In June 2000, after representing Ireland A and an Ireland XV, he made his full Ireland debut against the United States, scoring twice.[3] The 2000/01 season saw him turning out regularly for Ireland A during the "shadow" Six Nations and led to him being picked for the Barbarians tour of the UK and Ireland that year. The 2001/02 season saw Murphy finishing the season as Tigers' top try scorer in all competitions. He also scored a try for Ireland against Samoa in November 2001, and two more against Wales in Dublin in that season's Six Nations, but was then injured in the game against England.

He toured with Ireland in the summer of 2002, adding 2 more caps to his tally, but missed the start of Tigers 2002/03 campaign after undergoing surgery. He returned to fitness in time to participate in the Autumn internationals, and his form for his country in the 2003 Six Nations, where he was an ever-present, earned him the accolade of being named Irish Player of the Season by the Irish Rugby Writers.

Murphy broke his leg in Ireland's last warm-up game against Scotland at Murrayfield prior to the 2003 Rugby Union World Cup and did not compete. He was selected for the 2005 British and Irish Lions tour to New Zealand and played in the warm-up test match vs Argentina, then mostly played in the midweek team but was selected at full back for the third and final test.

As he has matured, Murphy prefers full back over wing. His main rivals in recent years for the Ireland full back starting position has been Girvan Dempsey and Rob Kearney. It was rumoured that he had a poor working relationship with former Ireland Coach Eddie O'Sullivan.

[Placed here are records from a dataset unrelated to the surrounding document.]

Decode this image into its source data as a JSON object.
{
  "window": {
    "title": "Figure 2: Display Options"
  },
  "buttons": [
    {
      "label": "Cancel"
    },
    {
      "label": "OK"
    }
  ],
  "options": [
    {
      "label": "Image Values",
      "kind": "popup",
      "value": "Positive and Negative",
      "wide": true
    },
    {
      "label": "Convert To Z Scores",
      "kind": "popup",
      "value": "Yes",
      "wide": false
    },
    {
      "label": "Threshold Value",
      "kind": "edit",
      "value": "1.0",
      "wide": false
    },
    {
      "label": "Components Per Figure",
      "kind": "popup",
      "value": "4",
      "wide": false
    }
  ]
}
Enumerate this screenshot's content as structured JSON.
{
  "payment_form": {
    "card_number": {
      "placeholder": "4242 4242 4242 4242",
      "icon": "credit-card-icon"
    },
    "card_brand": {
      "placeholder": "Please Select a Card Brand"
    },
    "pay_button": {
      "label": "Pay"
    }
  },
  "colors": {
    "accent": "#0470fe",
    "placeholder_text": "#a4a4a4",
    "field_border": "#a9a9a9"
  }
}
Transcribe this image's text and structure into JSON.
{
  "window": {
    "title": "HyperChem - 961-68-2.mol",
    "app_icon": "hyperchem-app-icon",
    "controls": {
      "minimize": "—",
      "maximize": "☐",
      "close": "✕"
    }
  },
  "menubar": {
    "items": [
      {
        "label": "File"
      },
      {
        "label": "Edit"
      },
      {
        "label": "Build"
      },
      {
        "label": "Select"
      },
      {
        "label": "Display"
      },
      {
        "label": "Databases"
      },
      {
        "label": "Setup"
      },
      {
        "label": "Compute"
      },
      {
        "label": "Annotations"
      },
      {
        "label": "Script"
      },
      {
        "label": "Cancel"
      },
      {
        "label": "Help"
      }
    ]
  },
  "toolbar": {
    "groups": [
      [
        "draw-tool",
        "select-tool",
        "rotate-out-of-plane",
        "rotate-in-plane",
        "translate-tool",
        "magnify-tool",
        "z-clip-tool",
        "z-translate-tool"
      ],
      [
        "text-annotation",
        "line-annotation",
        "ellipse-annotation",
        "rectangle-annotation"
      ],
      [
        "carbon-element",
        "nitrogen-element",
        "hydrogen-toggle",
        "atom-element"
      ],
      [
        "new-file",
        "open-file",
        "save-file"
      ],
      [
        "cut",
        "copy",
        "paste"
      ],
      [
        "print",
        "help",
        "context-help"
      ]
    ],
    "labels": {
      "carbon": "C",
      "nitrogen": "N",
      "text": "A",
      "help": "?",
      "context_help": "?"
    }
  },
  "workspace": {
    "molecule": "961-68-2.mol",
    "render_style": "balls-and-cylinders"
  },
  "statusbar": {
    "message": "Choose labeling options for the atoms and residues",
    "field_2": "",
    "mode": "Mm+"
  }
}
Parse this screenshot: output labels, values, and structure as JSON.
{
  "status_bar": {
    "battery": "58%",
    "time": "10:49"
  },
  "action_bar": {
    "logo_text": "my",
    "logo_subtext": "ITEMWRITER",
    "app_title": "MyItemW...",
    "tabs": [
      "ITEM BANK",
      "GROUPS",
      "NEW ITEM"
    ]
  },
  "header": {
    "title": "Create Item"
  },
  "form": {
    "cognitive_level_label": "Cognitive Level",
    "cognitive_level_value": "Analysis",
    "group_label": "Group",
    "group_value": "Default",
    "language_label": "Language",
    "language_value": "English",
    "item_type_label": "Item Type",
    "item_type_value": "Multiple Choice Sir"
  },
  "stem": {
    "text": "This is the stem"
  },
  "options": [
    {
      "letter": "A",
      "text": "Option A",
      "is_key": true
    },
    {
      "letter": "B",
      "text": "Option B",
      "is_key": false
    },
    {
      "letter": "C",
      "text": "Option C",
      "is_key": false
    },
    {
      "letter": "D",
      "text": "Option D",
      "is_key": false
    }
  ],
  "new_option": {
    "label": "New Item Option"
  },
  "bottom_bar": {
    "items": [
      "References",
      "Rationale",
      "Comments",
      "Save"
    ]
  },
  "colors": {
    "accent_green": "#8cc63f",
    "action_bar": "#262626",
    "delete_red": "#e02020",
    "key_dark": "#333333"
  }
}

Murphy was named as the starting full back for Ireland in the crucial game against Argentina on 22 November 2008, and scored one of Ireland's two tries in that game.

He was a member of the victorious Ireland team that won the 2009 Six Nations Championship and Grand Slam.[4] In May 2009, Murphy was named in the Barbarians squad to play England and Australia along with Ireland team mate Gordon D'Arcy.[5]

He took over the Tiger's Captaincy on the field in the 2008/9 season, when club captain Martin Corry was not in the team, and led them to two finals that season – Heineken Cup and Guinness Premiership, the latter of which they won. The following season, he was named official club captain, though missed out on much of the season due to injury. He returned in February, to lead the team to a successive Guinness Premiership title, when the Tigers beat Saracens 33–27 in the final.[6]

Murphy was chosen to captain Ireland against the New Zealand Maori in June 2010.[7] On 11 September Murphy was picked to start in the first match of the 2011 rugby world cup since Rob Kearney was injured. Ireland won the game 22-10 against the United States. He came on then to replace Keith Earls in the Russia game.

In May 2012, Murphy announced his retirement from international Rugby.[8]

In May 2013, Murphy announced his retirement from all forms of rugby, and that he was to take up a coaching position at Leicester the following season.

References[edit]

  1. ^ "Aviva Premiership Rugby - Gloucester Rugby". web page. Premier Rugby. Retrieved 3 September 2011. 
  2. ^ "Leicester confirm Geordan Murphy’s new coaching role". The Irish Times. Retrieved 28 May 2013. 
  3. ^ Murphy, Geordan. "The Irish Question". Living Rugby. Living Rugby. Retrieved 30 August 2012. 
  4. ^ Roberts, Gareth (22 March 2009). "2009 Six Nations". BBC Sport. Retrieved 23 March 2009. 
  5. ^ http://www.irishrugby.ie/283_17196.php
  6. ^ Foy, Chris (31 May 2010). "Tigers pounce to give Lewis Moody a victorious send off". London: Daily Mail. 
  7. ^ "Geordan Murphy 'honoured' to captain Ireland at the Maoris". Daily Mail (London: Mail Online). 17 June 2010. Retrieved 30 June 2010. 
  8. ^ "Geordan Murphy". Retrieved 23 May 2012. 

External links[edit]